Directions for this task
If a line below contains the word "Request", count it; give only the total.

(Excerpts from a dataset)
• • • • • • •

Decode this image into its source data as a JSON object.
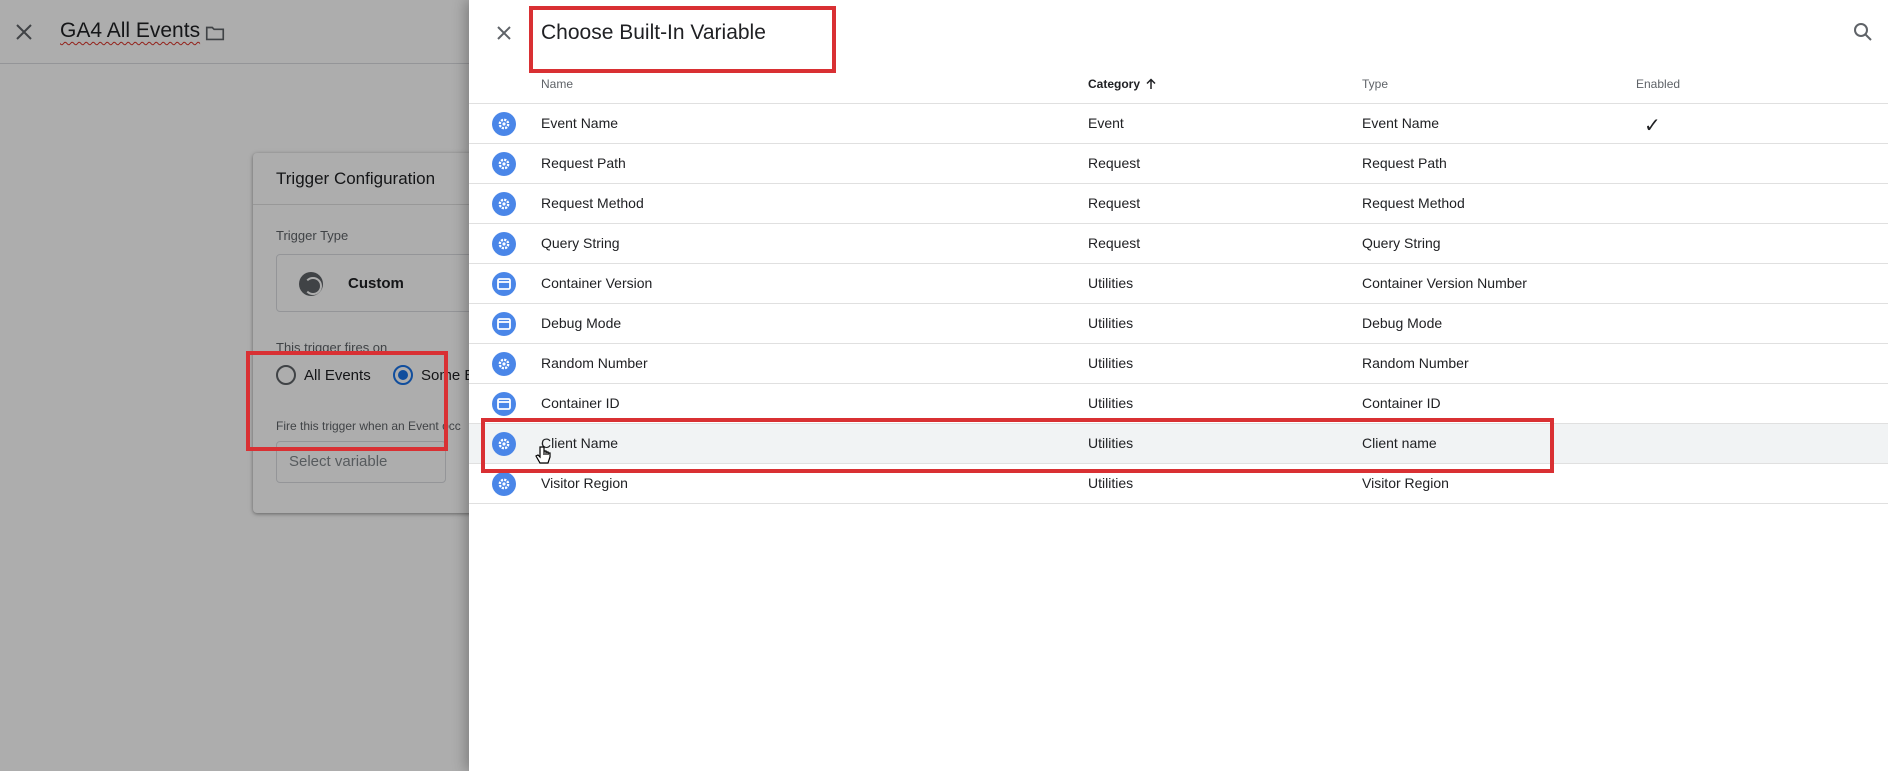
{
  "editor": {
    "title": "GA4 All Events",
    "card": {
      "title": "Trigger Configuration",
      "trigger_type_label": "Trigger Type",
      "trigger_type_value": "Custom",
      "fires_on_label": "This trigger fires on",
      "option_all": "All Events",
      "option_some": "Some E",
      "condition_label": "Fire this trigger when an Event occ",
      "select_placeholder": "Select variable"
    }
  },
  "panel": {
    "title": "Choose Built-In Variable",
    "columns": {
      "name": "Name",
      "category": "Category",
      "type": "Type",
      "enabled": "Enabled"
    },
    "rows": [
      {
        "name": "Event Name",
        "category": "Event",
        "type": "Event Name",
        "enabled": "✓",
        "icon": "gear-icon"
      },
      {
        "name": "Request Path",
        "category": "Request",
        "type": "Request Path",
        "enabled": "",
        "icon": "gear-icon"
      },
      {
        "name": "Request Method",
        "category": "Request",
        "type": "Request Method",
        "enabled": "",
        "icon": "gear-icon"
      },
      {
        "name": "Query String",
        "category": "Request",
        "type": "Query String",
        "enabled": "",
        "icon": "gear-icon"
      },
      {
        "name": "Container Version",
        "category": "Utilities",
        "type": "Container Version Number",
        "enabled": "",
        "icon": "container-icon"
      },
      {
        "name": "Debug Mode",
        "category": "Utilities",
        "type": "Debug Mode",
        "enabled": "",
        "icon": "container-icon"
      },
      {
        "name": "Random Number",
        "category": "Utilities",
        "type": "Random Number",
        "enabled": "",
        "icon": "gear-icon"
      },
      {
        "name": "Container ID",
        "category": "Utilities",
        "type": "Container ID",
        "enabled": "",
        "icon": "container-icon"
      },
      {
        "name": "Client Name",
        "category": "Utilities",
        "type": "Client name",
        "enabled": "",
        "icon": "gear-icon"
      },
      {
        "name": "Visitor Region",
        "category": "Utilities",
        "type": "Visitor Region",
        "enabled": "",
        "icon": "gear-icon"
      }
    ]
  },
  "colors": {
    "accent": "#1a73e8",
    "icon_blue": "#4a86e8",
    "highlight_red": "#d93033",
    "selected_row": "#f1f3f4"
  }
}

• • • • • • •

Result below
7